◆ **Requirement**
Wherever the word "name" shows up in the data, report the line it sits in.

[Data extract]

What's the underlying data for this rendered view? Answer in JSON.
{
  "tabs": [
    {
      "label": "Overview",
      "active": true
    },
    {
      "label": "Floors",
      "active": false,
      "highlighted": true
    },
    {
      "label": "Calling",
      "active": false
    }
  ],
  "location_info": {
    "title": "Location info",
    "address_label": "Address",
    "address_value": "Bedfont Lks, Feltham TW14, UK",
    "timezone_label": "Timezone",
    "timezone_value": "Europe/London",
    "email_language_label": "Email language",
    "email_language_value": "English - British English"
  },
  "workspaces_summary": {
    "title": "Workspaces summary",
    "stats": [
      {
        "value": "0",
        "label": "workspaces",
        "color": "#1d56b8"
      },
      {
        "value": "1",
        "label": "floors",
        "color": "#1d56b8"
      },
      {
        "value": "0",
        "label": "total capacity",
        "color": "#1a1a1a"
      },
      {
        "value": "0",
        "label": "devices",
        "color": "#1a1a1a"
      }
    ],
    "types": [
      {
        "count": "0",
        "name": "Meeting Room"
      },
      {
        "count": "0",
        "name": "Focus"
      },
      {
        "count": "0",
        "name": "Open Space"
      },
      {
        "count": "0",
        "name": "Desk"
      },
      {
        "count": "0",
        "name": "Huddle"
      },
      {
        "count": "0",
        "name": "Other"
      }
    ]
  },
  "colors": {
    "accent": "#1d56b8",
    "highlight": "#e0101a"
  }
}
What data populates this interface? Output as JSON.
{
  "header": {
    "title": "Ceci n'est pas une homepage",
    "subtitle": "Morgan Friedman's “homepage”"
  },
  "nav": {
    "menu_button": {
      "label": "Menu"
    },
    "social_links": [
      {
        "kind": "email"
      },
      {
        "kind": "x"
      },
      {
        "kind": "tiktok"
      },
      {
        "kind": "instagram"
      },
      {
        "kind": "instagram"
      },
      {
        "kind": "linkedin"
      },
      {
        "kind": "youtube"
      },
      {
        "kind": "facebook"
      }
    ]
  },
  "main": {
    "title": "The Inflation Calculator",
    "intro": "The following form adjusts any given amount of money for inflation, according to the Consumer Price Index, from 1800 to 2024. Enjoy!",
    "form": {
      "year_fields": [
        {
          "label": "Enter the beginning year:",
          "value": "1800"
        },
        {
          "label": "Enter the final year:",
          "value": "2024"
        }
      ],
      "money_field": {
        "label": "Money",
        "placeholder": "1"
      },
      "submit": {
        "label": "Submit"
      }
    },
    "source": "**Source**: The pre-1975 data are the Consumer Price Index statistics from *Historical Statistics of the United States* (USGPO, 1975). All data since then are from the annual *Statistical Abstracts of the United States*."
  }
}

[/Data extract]

◆ **Answer to this task**
        "name": "Meeting Room"
        "name": "Focus"
        "name": "Open Space"
        "name": "Desk"
        "name": "Huddle"
        "name": "Other"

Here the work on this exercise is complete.